Write the records out again without change. Leave the pictures behind.

# # # # #

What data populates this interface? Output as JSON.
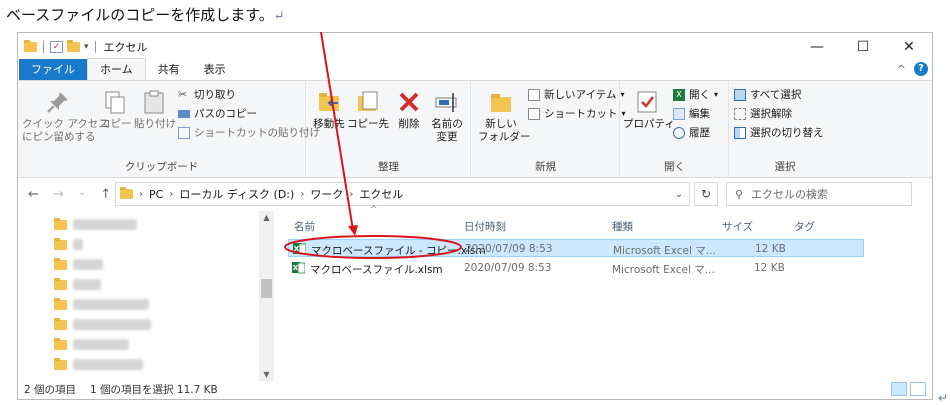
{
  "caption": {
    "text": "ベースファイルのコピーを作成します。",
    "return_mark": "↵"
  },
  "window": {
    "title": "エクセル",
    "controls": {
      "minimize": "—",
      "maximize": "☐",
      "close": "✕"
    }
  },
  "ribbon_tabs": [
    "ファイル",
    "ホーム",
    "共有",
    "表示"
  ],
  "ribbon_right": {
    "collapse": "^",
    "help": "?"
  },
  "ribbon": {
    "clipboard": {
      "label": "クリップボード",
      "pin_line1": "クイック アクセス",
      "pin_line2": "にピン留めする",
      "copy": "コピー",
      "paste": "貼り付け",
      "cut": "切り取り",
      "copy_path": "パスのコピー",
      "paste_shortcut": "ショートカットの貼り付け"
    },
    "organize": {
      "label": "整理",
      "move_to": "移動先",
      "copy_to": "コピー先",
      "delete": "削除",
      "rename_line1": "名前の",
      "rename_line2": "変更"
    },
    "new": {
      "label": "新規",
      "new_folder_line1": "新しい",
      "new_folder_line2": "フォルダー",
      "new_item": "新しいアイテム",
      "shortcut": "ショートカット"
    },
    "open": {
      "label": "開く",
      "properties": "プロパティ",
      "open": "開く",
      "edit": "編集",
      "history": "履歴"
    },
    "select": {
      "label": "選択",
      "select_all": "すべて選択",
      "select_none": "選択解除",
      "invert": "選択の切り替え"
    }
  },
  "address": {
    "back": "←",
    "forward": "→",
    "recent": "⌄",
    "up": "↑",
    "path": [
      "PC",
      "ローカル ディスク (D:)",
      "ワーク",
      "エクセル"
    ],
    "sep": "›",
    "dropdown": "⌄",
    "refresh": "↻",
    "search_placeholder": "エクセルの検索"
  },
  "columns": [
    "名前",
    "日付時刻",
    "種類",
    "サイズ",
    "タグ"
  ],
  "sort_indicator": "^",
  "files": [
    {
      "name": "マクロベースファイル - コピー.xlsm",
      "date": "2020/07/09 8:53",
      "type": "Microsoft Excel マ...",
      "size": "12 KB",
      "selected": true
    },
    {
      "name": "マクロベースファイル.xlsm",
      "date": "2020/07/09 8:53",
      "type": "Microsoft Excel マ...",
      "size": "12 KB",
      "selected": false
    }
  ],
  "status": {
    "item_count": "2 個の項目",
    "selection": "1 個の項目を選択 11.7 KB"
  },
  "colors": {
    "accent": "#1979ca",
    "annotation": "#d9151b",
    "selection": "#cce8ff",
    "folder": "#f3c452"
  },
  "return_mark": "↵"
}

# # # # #

■ Answer for the task ■
What data populates this interface? Output as JSON.
{
  "caption": {
    "text": "ベースファイルのコピーを作成します。",
    "return_mark": "↵"
  },
  "window": {
    "title": "エクセル",
    "controls": {
      "minimize": "—",
      "maximize": "☐",
      "close": "✕"
    }
  },
  "ribbon_tabs": [
    "ファイル",
    "ホーム",
    "共有",
    "表示"
  ],
  "ribbon_right": {
    "collapse": "^",
    "help": "?"
  },
  "ribbon": {
    "clipboard": {
      "label": "クリップボード",
      "pin_line1": "クイック アクセス",
      "pin_line2": "にピン留めする",
      "copy": "コピー",
      "paste": "貼り付け",
      "cut": "切り取り",
      "copy_path": "パスのコピー",
      "paste_shortcut": "ショートカットの貼り付け"
    },
    "organize": {
      "label": "整理",
      "move_to": "移動先",
      "copy_to": "コピー先",
      "delete": "削除",
      "rename_line1": "名前の",
      "rename_line2": "変更"
    },
    "new": {
      "label": "新規",
      "new_folder_line1": "新しい",
      "new_folder_line2": "フォルダー",
      "new_item": "新しいアイテム",
      "shortcut": "ショートカット"
    },
    "open": {
      "label": "開く",
      "properties": "プロパティ",
      "open": "開く",
      "edit": "編集",
      "history": "履歴"
    },
    "select": {
      "label": "選択",
      "select_all": "すべて選択",
      "select_none": "選択解除",
      "invert": "選択の切り替え"
    }
  },
  "address": {
    "back": "←",
    "forward": "→",
    "recent": "⌄",
    "up": "↑",
    "path": [
      "PC",
      "ローカル ディスク (D:)",
      "ワーク",
      "エクセル"
    ],
    "sep": "›",
    "dropdown": "⌄",
    "refresh": "↻",
    "search_placeholder": "エクセルの検索"
  },
  "columns": [
    "名前",
    "日付時刻",
    "種類",
    "サイズ",
    "タグ"
  ],
  "sort_indicator": "^",
  "files": [
    {
      "name": "マクロベースファイル - コピー.xlsm",
      "date": "2020/07/09 8:53",
      "type": "Microsoft Excel マ...",
      "size": "12 KB",
      "selected": true
    },
    {
      "name": "マクロベースファイル.xlsm",
      "date": "2020/07/09 8:53",
      "type": "Microsoft Excel マ...",
      "size": "12 KB",
      "selected": false
    }
  ],
  "status": {
    "item_count": "2 個の項目",
    "selection": "1 個の項目を選択 11.7 KB"
  },
  "colors": {
    "accent": "#1979ca",
    "annotation": "#d9151b",
    "selection": "#cce8ff",
    "folder": "#f3c452"
  },
  "return_mark": "↵"
}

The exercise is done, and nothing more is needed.